I cleaned up my office, clearing off my desk entirely, throwing away a bunch of papers, and prioritizing my work for the next few weeks. This made me feel productive and happy. While I was doing it, I was in that flow experience as I was concentrating on the decisions and activities involved.
Focus on Awareness
The difficult part of this exercise is awareness — paying attention to your feelings, identifying them, and associating them with the activity or experience you are having. But this is the most important aspect of this process.
These experiences are clues to your authentic happiness and even your life calling.
The moments in time when you are feeling joy, flow, engagement, significance, purpose, admiration, and alignment with your values are snapshots of how you will feel when you are living your life passion.
In fact, some of these very experiences may ultimately be part of an inner calling.
Here are a few questions you can ask yourself to fully examine how they might be:
- Do any of the experiences you listed in your journal fit with one or more of your strong interests?
- Do you see correlations or obvious combinations between two or more of these experiences?
- Do any of these experiences relate to how you envision a passionate career?
- Which experiences do you find yourself intentionally repeating?
- Which experiences created the most profound, memorable feelings?
Even if these moments are just random times of feeling good, with no connection to your passion, they can make you more aware of the true nature of your life. In most cases, you have many more happy, fulfilling moments than you give yourself credit for.
When you have a moment to sit and think about these questions, make notes about your thoughts in your journal. Go back and review your journal entries regularly to look for patterns and repeat experiences.
These are the experiences that you want more of in your life in order to maximize your positive feelings and inner callings.
Work on your journal for several weeks — allowing yourself enough time to have a variety of experiences and situations to review.
At the end of 3-4 weeks, take an hour or so with your journal and your notes to create a master list of experiences and the corresponding feelings associated with them.
You will need to label the experiences with a word or short descriptive phrase, like “being creative,” “serving,” or “leading groups.” Then next to the word or phrase write down the feelings the experience evoked.
And finally, write down a score from 1-5 related to how important the experience and feelings are to you (with 5 being most important).
So for my examples above, I would write the following . . .
Description: coaching and connecting
Feelings: valued, significant, useful
Description: simplifying and organizing
Feelings: productive, uncluttered, happy
Once you have this master list compiled, you will begin to pay more and more attention to situations in your life that fit in with this list and merit a high score.
You may even begin to realize that your life right now has more good experiences happening than you initially thought. Focusing on the positive in life is a great exercise in shifting your attitude and building self-esteem.

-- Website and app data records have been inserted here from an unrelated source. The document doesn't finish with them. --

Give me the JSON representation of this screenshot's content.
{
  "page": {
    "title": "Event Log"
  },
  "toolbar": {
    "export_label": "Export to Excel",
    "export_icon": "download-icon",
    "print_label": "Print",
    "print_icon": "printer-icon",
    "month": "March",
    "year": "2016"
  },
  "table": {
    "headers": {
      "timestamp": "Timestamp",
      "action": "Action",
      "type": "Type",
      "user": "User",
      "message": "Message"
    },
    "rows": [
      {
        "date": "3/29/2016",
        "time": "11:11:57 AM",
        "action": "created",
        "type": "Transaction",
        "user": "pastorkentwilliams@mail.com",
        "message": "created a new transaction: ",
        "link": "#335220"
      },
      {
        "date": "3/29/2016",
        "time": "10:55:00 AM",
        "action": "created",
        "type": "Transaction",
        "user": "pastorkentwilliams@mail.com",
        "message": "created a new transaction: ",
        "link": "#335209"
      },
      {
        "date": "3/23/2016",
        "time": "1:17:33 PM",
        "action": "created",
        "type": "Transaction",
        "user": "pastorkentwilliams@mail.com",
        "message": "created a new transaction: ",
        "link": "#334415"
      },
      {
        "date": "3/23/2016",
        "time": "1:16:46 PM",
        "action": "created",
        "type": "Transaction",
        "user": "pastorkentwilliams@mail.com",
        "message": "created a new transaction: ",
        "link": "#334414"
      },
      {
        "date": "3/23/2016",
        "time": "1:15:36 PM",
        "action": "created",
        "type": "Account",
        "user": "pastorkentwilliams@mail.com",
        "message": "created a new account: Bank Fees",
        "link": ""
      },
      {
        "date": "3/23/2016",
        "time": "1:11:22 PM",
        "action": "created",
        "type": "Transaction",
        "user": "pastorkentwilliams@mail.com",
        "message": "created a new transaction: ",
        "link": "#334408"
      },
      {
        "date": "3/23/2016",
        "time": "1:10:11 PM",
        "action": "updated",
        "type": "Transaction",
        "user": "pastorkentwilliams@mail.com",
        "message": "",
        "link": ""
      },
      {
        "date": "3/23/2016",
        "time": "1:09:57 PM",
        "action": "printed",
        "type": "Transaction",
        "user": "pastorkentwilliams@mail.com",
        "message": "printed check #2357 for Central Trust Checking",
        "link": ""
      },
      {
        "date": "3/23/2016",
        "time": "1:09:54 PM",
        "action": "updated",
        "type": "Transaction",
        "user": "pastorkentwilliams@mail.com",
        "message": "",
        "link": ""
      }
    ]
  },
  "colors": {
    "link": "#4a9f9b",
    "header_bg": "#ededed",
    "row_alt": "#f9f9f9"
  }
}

But of course, you may still want to create a life that pulls all of these values and good feelings into one passionate pursuit.
This is the point where you need to implement research, prioritizing, and some creative thinking to visualize a way to build a career or a side-interest around your inner calling and joyful experiences.
One additional thing to remember as you consider all that you are learning about yourself through this exercise: pay particular attention to experiences that evoke feelings of purpose and meaning.
A life that is grounded in purpose is the most satisfying kind of life to have. Doing something you love that also serves the world will provide a level of joy and fulfillment you never dreamed possible.
The more data you gather about your daily experience of life, the more you'll be able to recreate experiences that help you bypass the negativity bias.
Without this bias impeding your vision, you can see the potential you already have to find and live your passion.